[Opening RECORDS SHOWN section]

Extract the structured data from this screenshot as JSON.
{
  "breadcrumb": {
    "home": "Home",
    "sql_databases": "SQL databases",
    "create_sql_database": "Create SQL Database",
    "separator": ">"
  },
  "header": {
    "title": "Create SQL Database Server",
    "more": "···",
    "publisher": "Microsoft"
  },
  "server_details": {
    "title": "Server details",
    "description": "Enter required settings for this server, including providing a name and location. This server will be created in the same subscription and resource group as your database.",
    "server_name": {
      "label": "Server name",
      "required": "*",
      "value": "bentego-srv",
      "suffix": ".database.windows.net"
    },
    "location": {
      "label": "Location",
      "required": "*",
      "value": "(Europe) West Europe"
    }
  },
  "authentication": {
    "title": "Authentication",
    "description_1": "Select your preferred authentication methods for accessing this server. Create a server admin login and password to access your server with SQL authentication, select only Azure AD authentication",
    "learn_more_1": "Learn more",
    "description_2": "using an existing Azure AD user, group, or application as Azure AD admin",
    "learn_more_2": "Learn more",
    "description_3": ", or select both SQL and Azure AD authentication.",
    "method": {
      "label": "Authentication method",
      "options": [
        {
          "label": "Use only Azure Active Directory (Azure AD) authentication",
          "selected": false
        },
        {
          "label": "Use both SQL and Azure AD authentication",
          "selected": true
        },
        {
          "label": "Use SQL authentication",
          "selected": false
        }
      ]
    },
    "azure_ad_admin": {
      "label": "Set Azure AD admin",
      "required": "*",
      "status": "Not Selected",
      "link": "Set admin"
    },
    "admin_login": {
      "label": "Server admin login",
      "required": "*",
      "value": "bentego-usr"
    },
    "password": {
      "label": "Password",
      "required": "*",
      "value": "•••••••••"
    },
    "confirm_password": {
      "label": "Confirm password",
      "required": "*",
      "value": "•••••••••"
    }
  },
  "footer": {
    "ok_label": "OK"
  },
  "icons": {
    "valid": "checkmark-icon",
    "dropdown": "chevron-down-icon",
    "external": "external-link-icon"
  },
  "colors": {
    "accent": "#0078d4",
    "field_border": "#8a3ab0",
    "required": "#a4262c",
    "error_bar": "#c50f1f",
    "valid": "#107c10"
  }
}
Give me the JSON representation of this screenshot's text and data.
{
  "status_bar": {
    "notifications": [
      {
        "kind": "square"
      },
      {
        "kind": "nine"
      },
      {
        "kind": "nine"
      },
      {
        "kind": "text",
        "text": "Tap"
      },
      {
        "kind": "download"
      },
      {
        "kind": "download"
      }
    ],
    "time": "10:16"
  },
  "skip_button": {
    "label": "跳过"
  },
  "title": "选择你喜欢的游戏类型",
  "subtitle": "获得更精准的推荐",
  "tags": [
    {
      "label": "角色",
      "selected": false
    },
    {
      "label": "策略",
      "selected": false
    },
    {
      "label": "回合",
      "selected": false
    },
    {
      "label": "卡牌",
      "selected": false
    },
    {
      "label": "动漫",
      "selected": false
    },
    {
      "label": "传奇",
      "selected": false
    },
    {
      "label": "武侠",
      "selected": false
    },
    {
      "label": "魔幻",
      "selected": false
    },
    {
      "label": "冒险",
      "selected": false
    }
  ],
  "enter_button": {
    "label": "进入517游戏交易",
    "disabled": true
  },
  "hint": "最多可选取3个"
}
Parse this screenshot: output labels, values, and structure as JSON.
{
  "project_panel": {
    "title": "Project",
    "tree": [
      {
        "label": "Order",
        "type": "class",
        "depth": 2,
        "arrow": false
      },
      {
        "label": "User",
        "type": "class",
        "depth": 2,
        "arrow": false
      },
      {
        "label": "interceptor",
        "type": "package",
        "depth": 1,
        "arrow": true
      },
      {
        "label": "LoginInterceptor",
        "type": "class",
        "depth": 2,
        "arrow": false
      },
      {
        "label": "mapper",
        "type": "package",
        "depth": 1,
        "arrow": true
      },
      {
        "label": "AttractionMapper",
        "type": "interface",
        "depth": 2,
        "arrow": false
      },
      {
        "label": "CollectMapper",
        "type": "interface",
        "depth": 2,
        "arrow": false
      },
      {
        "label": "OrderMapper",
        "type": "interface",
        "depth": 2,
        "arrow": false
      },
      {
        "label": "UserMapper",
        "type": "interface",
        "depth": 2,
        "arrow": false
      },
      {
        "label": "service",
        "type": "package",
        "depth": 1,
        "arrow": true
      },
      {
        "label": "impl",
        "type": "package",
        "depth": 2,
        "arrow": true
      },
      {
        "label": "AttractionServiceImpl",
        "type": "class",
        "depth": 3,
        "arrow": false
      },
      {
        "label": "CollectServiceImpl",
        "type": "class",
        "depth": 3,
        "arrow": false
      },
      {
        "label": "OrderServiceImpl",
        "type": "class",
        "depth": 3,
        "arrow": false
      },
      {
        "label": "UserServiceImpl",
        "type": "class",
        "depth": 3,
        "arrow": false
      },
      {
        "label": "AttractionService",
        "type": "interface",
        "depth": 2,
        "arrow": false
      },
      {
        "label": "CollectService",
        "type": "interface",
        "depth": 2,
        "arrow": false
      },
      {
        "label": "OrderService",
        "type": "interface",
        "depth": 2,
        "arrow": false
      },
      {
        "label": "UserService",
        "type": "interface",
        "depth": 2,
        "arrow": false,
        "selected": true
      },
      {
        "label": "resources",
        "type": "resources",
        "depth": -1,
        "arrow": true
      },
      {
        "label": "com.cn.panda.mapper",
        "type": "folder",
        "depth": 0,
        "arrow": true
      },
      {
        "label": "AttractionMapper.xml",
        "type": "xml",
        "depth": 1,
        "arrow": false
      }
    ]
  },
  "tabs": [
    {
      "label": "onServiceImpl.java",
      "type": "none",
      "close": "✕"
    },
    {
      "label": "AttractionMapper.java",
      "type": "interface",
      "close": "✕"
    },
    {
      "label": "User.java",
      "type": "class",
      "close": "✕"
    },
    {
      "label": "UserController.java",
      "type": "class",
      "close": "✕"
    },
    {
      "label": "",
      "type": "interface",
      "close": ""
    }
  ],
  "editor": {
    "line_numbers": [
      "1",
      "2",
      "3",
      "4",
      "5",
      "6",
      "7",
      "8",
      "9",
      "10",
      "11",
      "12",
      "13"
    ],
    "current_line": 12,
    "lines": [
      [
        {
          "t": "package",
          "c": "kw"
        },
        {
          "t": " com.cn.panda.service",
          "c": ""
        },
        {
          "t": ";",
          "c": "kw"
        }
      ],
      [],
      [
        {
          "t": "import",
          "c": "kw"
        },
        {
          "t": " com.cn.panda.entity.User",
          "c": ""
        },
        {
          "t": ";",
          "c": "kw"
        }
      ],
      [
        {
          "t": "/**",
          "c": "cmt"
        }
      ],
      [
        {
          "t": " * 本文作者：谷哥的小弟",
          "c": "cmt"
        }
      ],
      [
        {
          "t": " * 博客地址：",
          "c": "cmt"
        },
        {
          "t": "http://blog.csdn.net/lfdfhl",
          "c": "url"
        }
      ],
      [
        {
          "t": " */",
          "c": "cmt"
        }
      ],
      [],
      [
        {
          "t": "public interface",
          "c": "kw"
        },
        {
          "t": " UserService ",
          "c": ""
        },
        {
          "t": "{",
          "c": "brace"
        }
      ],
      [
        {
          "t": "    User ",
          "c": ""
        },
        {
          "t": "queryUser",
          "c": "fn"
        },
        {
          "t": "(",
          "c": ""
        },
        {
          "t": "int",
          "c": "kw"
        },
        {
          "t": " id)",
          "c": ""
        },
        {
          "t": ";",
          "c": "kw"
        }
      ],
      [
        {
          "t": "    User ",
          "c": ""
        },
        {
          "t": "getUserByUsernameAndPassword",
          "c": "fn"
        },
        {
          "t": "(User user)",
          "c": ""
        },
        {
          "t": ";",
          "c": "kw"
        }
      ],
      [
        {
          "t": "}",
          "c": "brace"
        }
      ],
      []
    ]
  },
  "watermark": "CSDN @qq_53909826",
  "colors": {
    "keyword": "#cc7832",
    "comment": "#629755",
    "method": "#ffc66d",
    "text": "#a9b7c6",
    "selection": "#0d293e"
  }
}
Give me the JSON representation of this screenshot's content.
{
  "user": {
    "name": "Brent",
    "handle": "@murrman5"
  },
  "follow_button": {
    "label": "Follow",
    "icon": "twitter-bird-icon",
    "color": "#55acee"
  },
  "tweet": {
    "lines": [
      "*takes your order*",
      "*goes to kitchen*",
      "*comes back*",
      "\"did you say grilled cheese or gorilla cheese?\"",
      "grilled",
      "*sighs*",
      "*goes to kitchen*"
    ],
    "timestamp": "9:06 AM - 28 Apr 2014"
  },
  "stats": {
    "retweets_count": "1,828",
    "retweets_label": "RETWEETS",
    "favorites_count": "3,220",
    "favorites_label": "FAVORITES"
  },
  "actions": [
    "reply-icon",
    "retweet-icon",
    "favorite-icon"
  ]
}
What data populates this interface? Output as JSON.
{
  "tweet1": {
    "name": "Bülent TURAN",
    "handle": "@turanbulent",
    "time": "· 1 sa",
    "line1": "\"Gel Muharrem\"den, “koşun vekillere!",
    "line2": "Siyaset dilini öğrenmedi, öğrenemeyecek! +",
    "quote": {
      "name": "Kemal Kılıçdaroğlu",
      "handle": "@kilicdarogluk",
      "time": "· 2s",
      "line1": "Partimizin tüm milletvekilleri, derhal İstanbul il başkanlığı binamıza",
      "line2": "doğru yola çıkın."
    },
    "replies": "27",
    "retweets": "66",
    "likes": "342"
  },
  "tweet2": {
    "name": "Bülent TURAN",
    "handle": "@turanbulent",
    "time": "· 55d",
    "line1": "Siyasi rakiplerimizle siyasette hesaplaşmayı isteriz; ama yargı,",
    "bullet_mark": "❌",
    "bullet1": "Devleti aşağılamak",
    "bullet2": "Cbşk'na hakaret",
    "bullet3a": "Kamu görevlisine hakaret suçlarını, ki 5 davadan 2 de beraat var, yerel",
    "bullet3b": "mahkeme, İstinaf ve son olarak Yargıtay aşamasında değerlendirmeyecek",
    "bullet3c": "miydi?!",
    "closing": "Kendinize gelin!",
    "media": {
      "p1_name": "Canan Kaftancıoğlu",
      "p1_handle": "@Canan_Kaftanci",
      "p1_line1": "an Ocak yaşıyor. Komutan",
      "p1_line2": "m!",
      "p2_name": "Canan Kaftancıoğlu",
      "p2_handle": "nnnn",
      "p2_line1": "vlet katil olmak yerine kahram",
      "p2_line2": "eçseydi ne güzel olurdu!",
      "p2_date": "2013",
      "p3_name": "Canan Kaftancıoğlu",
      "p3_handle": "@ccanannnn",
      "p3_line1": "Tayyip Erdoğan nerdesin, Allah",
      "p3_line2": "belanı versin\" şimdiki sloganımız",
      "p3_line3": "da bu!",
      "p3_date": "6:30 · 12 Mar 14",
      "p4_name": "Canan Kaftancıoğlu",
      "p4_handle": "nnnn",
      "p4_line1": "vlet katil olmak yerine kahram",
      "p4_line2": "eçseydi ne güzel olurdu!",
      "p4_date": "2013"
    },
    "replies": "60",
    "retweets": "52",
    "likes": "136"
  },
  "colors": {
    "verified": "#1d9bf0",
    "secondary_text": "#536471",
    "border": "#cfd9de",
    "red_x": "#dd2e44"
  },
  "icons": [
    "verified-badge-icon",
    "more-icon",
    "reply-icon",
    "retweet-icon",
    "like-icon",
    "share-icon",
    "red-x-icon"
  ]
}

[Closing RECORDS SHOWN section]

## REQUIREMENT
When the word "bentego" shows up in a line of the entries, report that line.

## EXERCISE OUTPUT
      "value": "bentego-srv",
      "value": "bentego-usr"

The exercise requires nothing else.